I often marvel at how multi-talented emerging designers have to be to break through and make it. It’s not enough to make beautiful, interesting clothes – financial and commercial concerns lie in a delicate balance with creativity. In the last 10 years, two great British brands bit the dust, Luella and Meadham Kirchhoff. Luella, which shut up shop in 2009, was a label I loved and tried to replicate with vintage and high street finds. One of my favourite collections was AW08; a rather literal take on a witches coven, complete with pumpkin coloured tights and pointy hats.
Luella Bartley has made welcome return to fashion, designing for Marc for Marc Jacobs with Katie Hillier. In March this year the pair launched their own label, Hillier Bartley, which is more sophisticated and restrained than Luella; no bad thing in my book. The pink bell sleeved gown and velvet culottes are high on my fantasy wish-list.
There were rumours that Meadham Kirchhoff was in trouble months before Edward Meadham confirmed the label was ‘dead’: ‘Meadham Kirchhoff wasn’t killed by the fashion industry, it was killed largely by itself. We were in a quagmire of debt and it was impossible to keep up with anything’ he told i-D magazine. One of London’s most celebrated, creative and rebellious labels met an untimely demise.
Their tour de force moment was the SS12 collection, A wolf in lamb’s clothing, which blended Courtney Love, pantomime camp with fluffy, cartoonish innocence and exquisitely made clothes.
You might look at MK collections and speculate that a brand so anti-commercial was never going to last. This isn’t necessarily the case; designers can push the envelope and still be financially viable. However, it’s a massive and complicated undertaking. Fashion is becoming more generic and the loss of Meadham Kirchhoff is a hit against the ingenuity which the industry is supposed to thrive on.
Meadham Kirchhoff collaborated with Topshop a couple of years back, and I found this dress lurking in the back of my wardrobe.

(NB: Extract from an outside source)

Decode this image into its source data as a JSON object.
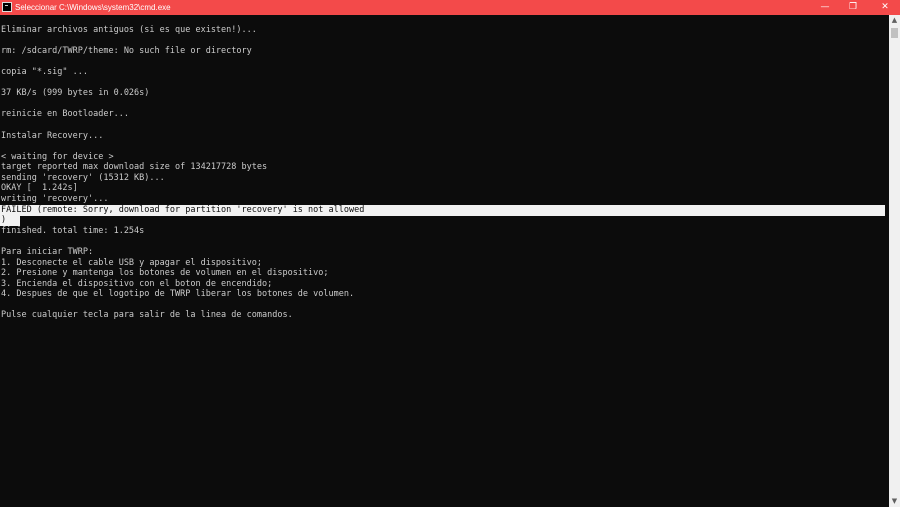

Layered over this pumpkin turtle-neck from The Reformation, it reminds me of Luella’s witches collection.
I hope Benjamin Kirchhoff and Edward Meadham will find a new place in the buisness. We need mavericks with an uncompromising approach creativity to push an increasingly bland industry into more interesting, experimental territory.